Chen Guangcheng Joins Rihanna, Usain Bolt As GQ Honoree, For “Rebel Of The Year”
A little more than six months ago, Chen Guangcheng was lost. Maybe not literally — though there’s a chance that’s true as well, a blind lawyer-activist fleeing through the woods of Linyi in Shandong province, then chased via car — but his whereabouts, for a week, was utterly unknown except to a circle of close friends and relevant officials from the US and China. Yet it was this disappearing act that thrust him into the center of international attention, so that he became not just a news story or a symbol of protest (which he already was, with an assist to Christian Bale), but a pop icon who would become recognizable even to viewers of The Colbert Report. Ever since his daring escape from house arrest in May — and eventual departure for New York, where he’s currently residing — Chen Guangcheng has been embraced as a cause célèbre, the ultimate underdog prevailing against a system that somehow could let a blind, ailing man slip through a crack.
Look at him now. Look at him with that red scarf, a whole wide sea of trouble behind him as his now-famous black shades point toward, we’re sure, the Statue of Liberty in New York Harbor. There is the narrative laid out for you, even as the story remains as unfinished as before, with his nephew still in trouble and a new cast of activists facing the same heavy hand and long odds that CGC was fortunate enough to overcome.
But on this Sunday, let us acknowledge that Chen Guangcheng has indeed come a long way, as he recounts to GQ’s John Thompson in the magazine’s Men of the Year issue. Chen is GQ’s Rebel of the Year, joining the likes of Usain Bolt (Athlete of the Year) and Christopher Walken (Badass of the Year). In the three-page story, he talks about the plane ride to the US, and throwing up that first night. He talks about his brother, Chen Guangfu, and nephew, Chen Kegui. He talks about corresponding with Ai Weiwei, and evangelist Bob Fu of ChinaAid.
Do I have any regrets? No. What is there to regret? When I need to analyze a decision I’m about to make, I analyze the options based on my thoughts and opinions. I don’t just blindly make decisions, and this one was thought through. I don’t while away my time with regrets, just like I didn’t worry about danger in China.
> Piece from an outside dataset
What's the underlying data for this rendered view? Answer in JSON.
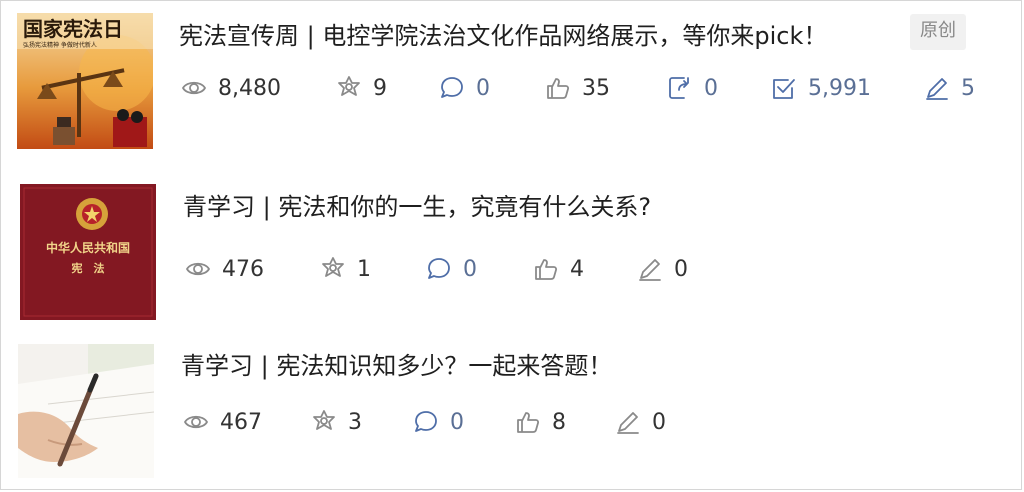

Was this the best result? I don’t think so. The best result would be China really realizing constitutional democracy. I think the best result would be going to China or the United States because I wanted to and not because of circumstances. Of course I want to go back. But after a few days, I might want to leave again. I don’t think China can continue like this forever. Even if the government feels like they can disallow me from coming back, they won’t last forever.
Go give it a read. We’ll focus on the other issues in due time.